noun, plural du·plic·i·ties for 2, 3.
Origin of duplicity
—“The Duplicity of Hargraves”: A short story by O. Henry, first published in 1902.
— Duplicity: A 2009 spy flick starring Julia Roberts and Clive Owen.
- "Here duplicity passes for wit, and frankness is looked upon as folly."-Madame Elizabeth-Charlotte of Bavaria, Duchess d’Orléans Memoirs of the Court of Louis XIV and of the Regency (1899)
- "[W]hen he saw that he had been tricked, he lost patience at the duplicity of the Florentines, and broke the peace with them."-Werner L. Gundersheimer The Italian Renaissance (1965)
- "[I]n doing so he would have left the count open to the objection of duplicity, or double pleading, in setting up two distinct and separate transactions."-trial transcription publ. by J. S. Voorhies Trail of Charles B. Huntington for Forgery: Principal Defense: Insanity (1857)
Examples from the Web for duplicity
Contemporary Examples of duplicity
But for a man who delighted in exposing hypocrisies, his relationship to Communism was riddled with duplicity.Brecht's Mercenary Mother Courage Turns 75
September 10, 2014
It even escalates the discomfort and duplicity by magnitudes.The Real Story and Lesson of the Abscam Sting in ‘American Hustle’
December 17, 2013
Palestinians and their sympathizers can point out the unscrupulous dishonesty and duplicity of the Israeli occupiers.Acclaimed Israeli Film 'Bethlehem' Brings the Occupation Back Into Our Homes
October 3, 2013
Duplicity likewise covered Pakistan's Afghan policy from the start.David's Book Club: Pakistan, Between Mosque and Military
April 23, 2012
Decades of mistrust and duplicity on both sides are coming to the surface.America's Pakistan Mess Gets Worse With Alleged NATO Strike
November 27, 2011
Historical Examples of duplicity
He was enraged at her blindness to Pete Cheever's duplicity or her complacency with it.We Can't Have Everything
But the dog, occupying a limbo between his natural instincts and his acquired conscience, must always be a master of duplicity.Prairie Gold
Duplicity—the refuge of the weak and the cowardly, but of the disarmed, too!Victory

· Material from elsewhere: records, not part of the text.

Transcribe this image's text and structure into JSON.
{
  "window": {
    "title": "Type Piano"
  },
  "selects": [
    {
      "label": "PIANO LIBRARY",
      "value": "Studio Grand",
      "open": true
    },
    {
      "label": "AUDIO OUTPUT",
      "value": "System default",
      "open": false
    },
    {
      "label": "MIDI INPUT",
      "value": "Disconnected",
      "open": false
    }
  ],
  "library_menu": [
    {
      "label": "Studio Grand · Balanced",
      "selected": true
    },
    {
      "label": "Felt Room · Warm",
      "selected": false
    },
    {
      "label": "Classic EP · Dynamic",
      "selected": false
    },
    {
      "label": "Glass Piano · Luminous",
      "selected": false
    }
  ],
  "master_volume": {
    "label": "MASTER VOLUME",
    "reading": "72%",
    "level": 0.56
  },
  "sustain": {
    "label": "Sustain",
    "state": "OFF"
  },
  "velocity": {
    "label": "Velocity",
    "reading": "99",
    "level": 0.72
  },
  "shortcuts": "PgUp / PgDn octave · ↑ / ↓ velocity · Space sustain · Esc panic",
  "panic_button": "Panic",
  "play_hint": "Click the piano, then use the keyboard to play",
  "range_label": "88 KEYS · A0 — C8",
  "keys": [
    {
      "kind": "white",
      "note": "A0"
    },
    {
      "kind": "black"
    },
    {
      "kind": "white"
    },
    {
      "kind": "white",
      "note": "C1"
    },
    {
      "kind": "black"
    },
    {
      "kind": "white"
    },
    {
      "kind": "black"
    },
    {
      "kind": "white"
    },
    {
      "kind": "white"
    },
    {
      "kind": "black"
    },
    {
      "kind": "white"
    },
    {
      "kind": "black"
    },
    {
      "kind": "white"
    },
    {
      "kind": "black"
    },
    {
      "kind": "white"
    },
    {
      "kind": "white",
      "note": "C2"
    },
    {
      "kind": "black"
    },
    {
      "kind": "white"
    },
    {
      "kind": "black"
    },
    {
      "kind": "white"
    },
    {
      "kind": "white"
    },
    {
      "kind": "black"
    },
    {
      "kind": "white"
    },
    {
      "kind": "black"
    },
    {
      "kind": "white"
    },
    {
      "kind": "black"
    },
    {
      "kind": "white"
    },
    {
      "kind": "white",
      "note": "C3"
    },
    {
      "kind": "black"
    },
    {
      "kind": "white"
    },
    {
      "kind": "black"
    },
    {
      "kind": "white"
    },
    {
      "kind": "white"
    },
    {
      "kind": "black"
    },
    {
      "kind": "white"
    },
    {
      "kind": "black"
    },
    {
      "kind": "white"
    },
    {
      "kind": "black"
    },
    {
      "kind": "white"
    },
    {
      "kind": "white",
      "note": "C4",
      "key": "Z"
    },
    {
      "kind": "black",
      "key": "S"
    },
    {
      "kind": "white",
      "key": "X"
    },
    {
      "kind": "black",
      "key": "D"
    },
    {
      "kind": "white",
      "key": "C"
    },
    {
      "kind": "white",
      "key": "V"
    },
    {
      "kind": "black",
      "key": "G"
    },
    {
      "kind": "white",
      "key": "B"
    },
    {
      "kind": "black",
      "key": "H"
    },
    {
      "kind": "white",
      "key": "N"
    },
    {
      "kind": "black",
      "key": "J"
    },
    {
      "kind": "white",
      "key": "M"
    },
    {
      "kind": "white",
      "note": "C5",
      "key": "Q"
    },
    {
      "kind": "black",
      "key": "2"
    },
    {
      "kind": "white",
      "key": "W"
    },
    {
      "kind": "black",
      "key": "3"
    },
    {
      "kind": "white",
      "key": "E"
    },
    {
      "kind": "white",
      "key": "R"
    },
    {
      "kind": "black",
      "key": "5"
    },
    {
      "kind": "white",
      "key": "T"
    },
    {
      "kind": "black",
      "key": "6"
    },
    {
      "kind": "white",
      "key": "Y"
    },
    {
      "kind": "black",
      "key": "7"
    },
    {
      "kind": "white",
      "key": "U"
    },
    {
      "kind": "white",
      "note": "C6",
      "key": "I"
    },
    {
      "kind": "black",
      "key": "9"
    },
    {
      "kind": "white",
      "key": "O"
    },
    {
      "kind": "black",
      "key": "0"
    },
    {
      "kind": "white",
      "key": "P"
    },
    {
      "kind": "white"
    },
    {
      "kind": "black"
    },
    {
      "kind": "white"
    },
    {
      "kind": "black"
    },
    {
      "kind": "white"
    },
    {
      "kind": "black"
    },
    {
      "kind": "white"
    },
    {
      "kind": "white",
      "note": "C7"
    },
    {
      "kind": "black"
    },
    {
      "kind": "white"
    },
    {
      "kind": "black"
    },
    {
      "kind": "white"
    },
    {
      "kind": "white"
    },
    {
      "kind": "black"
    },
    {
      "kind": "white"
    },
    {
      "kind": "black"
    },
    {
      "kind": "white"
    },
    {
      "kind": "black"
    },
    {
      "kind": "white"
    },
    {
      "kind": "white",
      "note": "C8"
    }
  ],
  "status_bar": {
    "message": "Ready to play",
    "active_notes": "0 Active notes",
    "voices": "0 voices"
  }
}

For my own part, I look upon the Neapolitans as the worst of intriguing enemies: every hour shows me their infamy and duplicity.The Life of Horatio Lord Nelson
The government of China is one of fear; and it has produced the usual effects,—duplicity and meanness.Foot-prints of a letter carrier
noun plural -ties
Word Origin for duplicity
early 15c., from Old French duplicite (13c.), from Late Latin duplicitatem (nominative duplicitas) "doubleness," in Medieval Latin "ambiguity," noun of quality from duplex (genitive duplicis) "twofold." The notion is of being "double" in one's conduct (cf. Greek diploos "treacherous, double-minded," literally "twofold, double").